WHAT THE TASK REQUIRES: Give the count of lines in the records below that contain "Admin", and say nothing more.

-- Opening Marker --

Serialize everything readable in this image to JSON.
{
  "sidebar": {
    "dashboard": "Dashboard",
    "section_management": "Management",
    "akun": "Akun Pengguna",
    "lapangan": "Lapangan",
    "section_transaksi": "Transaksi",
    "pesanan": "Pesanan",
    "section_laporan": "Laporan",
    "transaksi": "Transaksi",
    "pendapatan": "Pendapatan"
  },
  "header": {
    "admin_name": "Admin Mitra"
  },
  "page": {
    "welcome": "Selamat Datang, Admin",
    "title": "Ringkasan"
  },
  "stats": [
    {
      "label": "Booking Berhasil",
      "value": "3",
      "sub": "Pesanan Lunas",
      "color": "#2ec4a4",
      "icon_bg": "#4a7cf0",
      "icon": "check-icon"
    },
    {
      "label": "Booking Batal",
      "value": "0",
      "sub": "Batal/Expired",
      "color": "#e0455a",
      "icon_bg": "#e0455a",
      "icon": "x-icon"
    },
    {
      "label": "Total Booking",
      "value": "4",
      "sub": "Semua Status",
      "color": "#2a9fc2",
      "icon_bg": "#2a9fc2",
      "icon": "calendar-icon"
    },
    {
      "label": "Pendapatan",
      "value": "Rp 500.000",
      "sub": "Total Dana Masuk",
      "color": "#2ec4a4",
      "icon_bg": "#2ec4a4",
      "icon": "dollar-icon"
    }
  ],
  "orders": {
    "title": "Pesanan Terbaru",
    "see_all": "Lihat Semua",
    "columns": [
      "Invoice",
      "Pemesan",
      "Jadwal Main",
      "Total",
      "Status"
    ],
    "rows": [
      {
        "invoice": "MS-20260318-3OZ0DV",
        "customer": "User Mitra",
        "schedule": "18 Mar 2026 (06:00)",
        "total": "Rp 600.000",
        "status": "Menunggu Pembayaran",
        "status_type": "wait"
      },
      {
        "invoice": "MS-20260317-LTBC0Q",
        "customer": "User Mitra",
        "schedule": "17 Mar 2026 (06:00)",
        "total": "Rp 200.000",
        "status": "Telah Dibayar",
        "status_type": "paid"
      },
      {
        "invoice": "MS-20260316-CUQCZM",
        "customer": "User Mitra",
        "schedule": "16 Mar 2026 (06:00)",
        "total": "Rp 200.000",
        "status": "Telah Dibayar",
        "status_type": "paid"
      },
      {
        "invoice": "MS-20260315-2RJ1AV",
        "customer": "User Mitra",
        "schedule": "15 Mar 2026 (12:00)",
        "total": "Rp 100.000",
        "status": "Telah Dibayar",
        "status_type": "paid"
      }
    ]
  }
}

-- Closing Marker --

WRITTEN RESPONSE: 2